Action item
Reproduce each entry exactly as it reads. Leave the images out.

Task inputs

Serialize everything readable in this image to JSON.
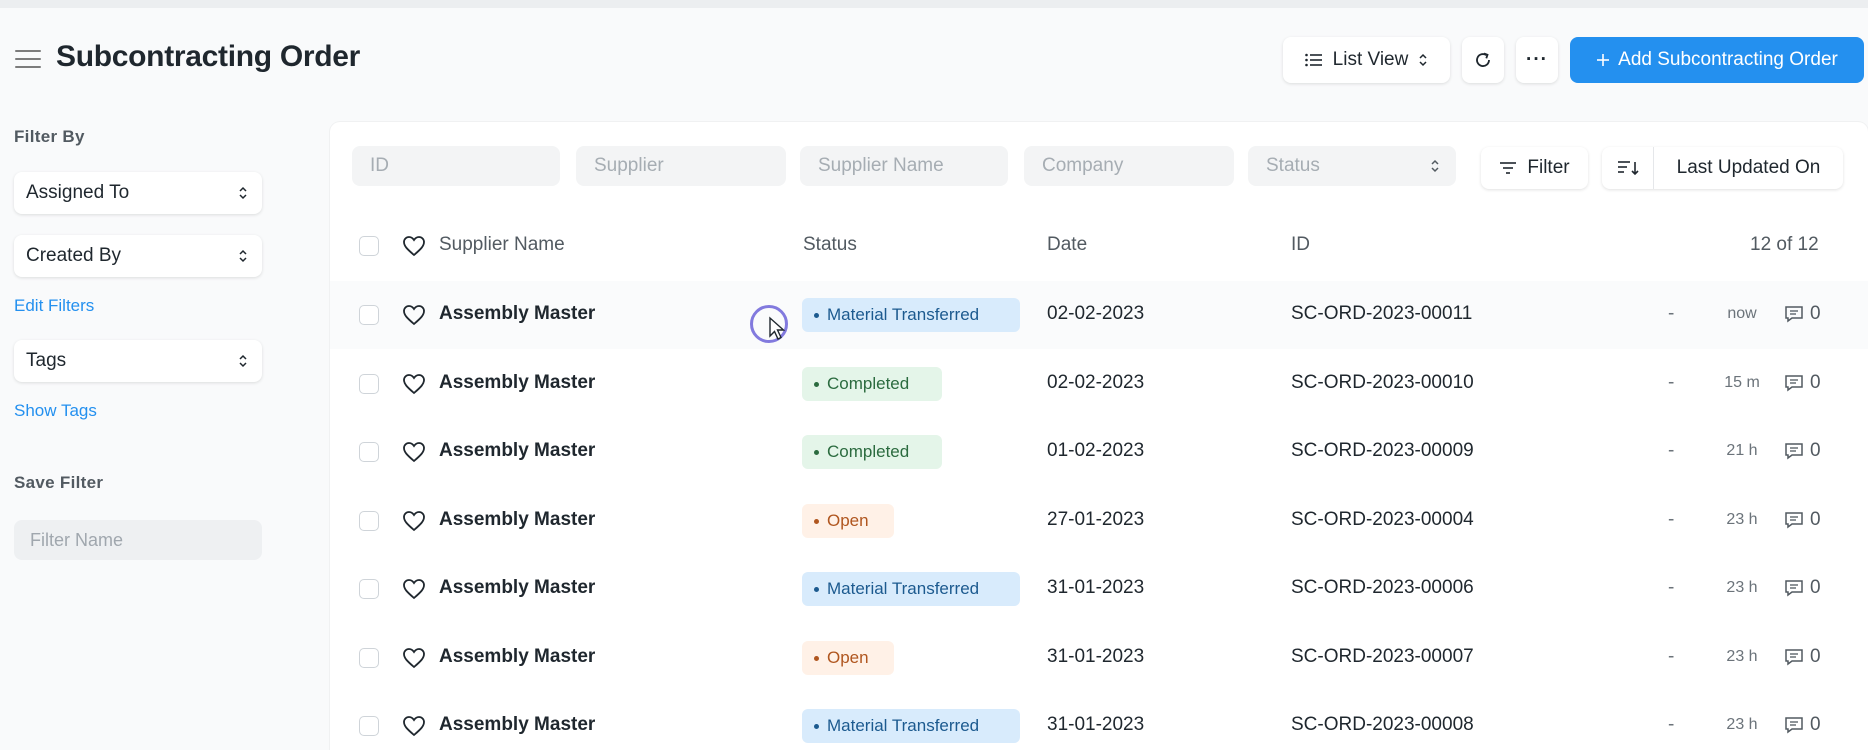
{
  "header": {
    "title": "Subcontracting Order",
    "list_view_label": "List View",
    "more_label": "···",
    "add_label": "Add Subcontracting Order"
  },
  "sidebar": {
    "filter_by_label": "Filter By",
    "assigned_to": "Assigned To",
    "created_by": "Created By",
    "edit_filters": "Edit Filters",
    "tags": "Tags",
    "show_tags": "Show Tags",
    "save_filter_label": "Save Filter",
    "filter_name_placeholder": "Filter Name"
  },
  "filters": {
    "id_placeholder": "ID",
    "supplier_placeholder": "Supplier",
    "supplier_name_placeholder": "Supplier Name",
    "company_placeholder": "Company",
    "status_placeholder": "Status",
    "filter_button": "Filter",
    "sort_field": "Last Updated On"
  },
  "table": {
    "columns": {
      "supplier_name": "Supplier Name",
      "status": "Status",
      "date": "Date",
      "id": "ID"
    },
    "count": "12 of 12",
    "rows": [
      {
        "supplier": "Assembly Master",
        "status": "Material Transferred",
        "status_color": "blue",
        "date": "02-02-2023",
        "id": "SC-ORD-2023-00011",
        "dash": "-",
        "since": "now",
        "comments": "0"
      },
      {
        "supplier": "Assembly Master",
        "status": "Completed",
        "status_color": "green",
        "date": "02-02-2023",
        "id": "SC-ORD-2023-00010",
        "dash": "-",
        "since": "15 m",
        "comments": "0"
      },
      {
        "supplier": "Assembly Master",
        "status": "Completed",
        "status_color": "green",
        "date": "01-02-2023",
        "id": "SC-ORD-2023-00009",
        "dash": "-",
        "since": "21 h",
        "comments": "0"
      },
      {
        "supplier": "Assembly Master",
        "status": "Open",
        "status_color": "orange",
        "date": "27-01-2023",
        "id": "SC-ORD-2023-00004",
        "dash": "-",
        "since": "23 h",
        "comments": "0"
      },
      {
        "supplier": "Assembly Master",
        "status": "Material Transferred",
        "status_color": "blue",
        "date": "31-01-2023",
        "id": "SC-ORD-2023-00006",
        "dash": "-",
        "since": "23 h",
        "comments": "0"
      },
      {
        "supplier": "Assembly Master",
        "status": "Open",
        "status_color": "orange",
        "date": "31-01-2023",
        "id": "SC-ORD-2023-00007",
        "dash": "-",
        "since": "23 h",
        "comments": "0"
      },
      {
        "supplier": "Assembly Master",
        "status": "Material Transferred",
        "status_color": "blue",
        "date": "31-01-2023",
        "id": "SC-ORD-2023-00008",
        "dash": "-",
        "since": "23 h",
        "comments": "0"
      }
    ]
  },
  "colors": {
    "accent": "#2490ef",
    "status_blue_bg": "#d8ebfc",
    "status_green_bg": "#e4f5e9",
    "status_orange_bg": "#fff1e7"
  },
  "icons": [
    "menu-icon",
    "list-icon",
    "sort-arrows-icon",
    "refresh-icon",
    "plus-icon",
    "filter-icon",
    "sort-order-icon",
    "heart-icon",
    "comment-icon"
  ]
}
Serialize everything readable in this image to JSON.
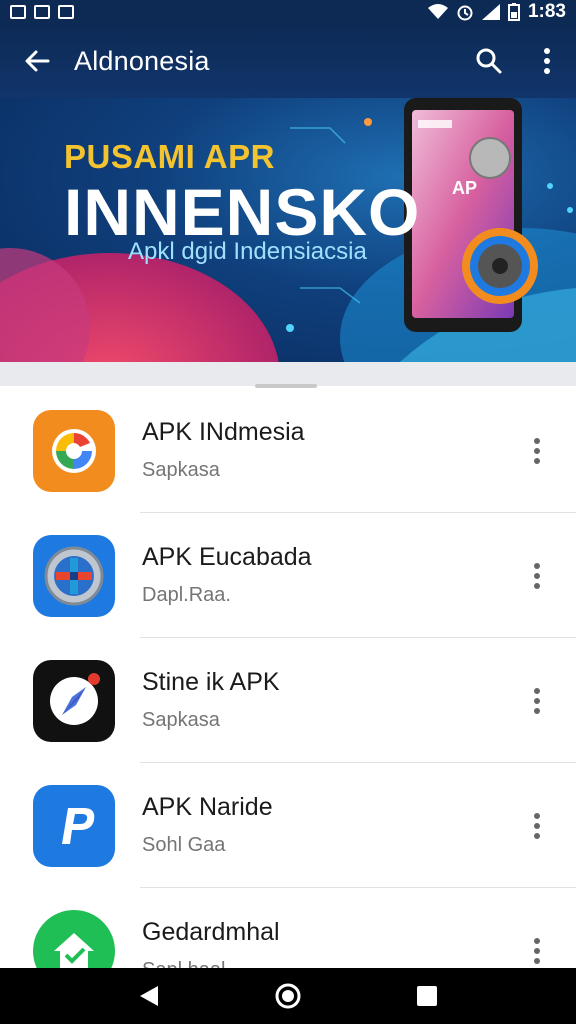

Answer space
Serialize everything readable in this image to JSON.
{
  "header": {
    "title": "Subcontracting Order",
    "list_view_label": "List View",
    "more_label": "···",
    "add_label": "Add Subcontracting Order"
  },
  "sidebar": {
    "filter_by_label": "Filter By",
    "assigned_to": "Assigned To",
    "created_by": "Created By",
    "edit_filters": "Edit Filters",
    "tags": "Tags",
    "show_tags": "Show Tags",
    "save_filter_label": "Save Filter",
    "filter_name_placeholder": "Filter Name"
  },
  "filters": {
    "id_placeholder": "ID",
    "supplier_placeholder": "Supplier",
    "supplier_name_placeholder": "Supplier Name",
    "company_placeholder": "Company",
    "status_placeholder": "Status",
    "filter_button": "Filter",
    "sort_field": "Last Updated On"
  },
  "table": {
    "columns": {
      "supplier_name": "Supplier Name",
      "status": "Status",
      "date": "Date",
      "id": "ID"
    },
    "count": "12 of 12",
    "rows": [
      {
        "supplier": "Assembly Master",
        "status": "Material Transferred",
        "status_color": "blue",
        "date": "02-02-2023",
        "id": "SC-ORD-2023-00011",
        "dash": "-",
        "since": "now",
        "comments": "0"
      },
      {
        "supplier": "Assembly Master",
        "status": "Completed",
        "status_color": "green",
        "date": "02-02-2023",
        "id": "SC-ORD-2023-00010",
        "dash": "-",
        "since": "15 m",
        "comments": "0"
      },
      {
        "supplier": "Assembly Master",
        "status": "Completed",
        "status_color": "green",
        "date": "01-02-2023",
        "id": "SC-ORD-2023-00009",
        "dash": "-",
        "since": "21 h",
        "comments": "0"
      },
      {
        "supplier": "Assembly Master",
        "status": "Open",
        "status_color": "orange",
        "date": "27-01-2023",
        "id": "SC-ORD-2023-00004",
        "dash": "-",
        "since": "23 h",
        "comments": "0"
      },
      {
        "supplier": "Assembly Master",
        "status": "Material Transferred",
        "status_color": "blue",
        "date": "31-01-2023",
        "id": "SC-ORD-2023-00006",
        "dash": "-",
        "since": "23 h",
        "comments": "0"
      },
      {
        "supplier": "Assembly Master",
        "status": "Open",
        "status_color": "orange",
        "date": "31-01-2023",
        "id": "SC-ORD-2023-00007",
        "dash": "-",
        "since": "23 h",
        "comments": "0"
      },
      {
        "supplier": "Assembly Master",
        "status": "Material Transferred",
        "status_color": "blue",
        "date": "31-01-2023",
        "id": "SC-ORD-2023-00008",
        "dash": "-",
        "since": "23 h",
        "comments": "0"
      }
    ]
  },
  "colors": {
    "accent": "#2490ef",
    "status_blue_bg": "#d8ebfc",
    "status_green_bg": "#e4f5e9",
    "status_orange_bg": "#fff1e7"
  },
  "icons": [
    "menu-icon",
    "list-icon",
    "sort-arrows-icon",
    "refresh-icon",
    "plus-icon",
    "filter-icon",
    "sort-order-icon",
    "heart-icon",
    "comment-icon"
  ]
}
Serialize everything readable in this image to JSON.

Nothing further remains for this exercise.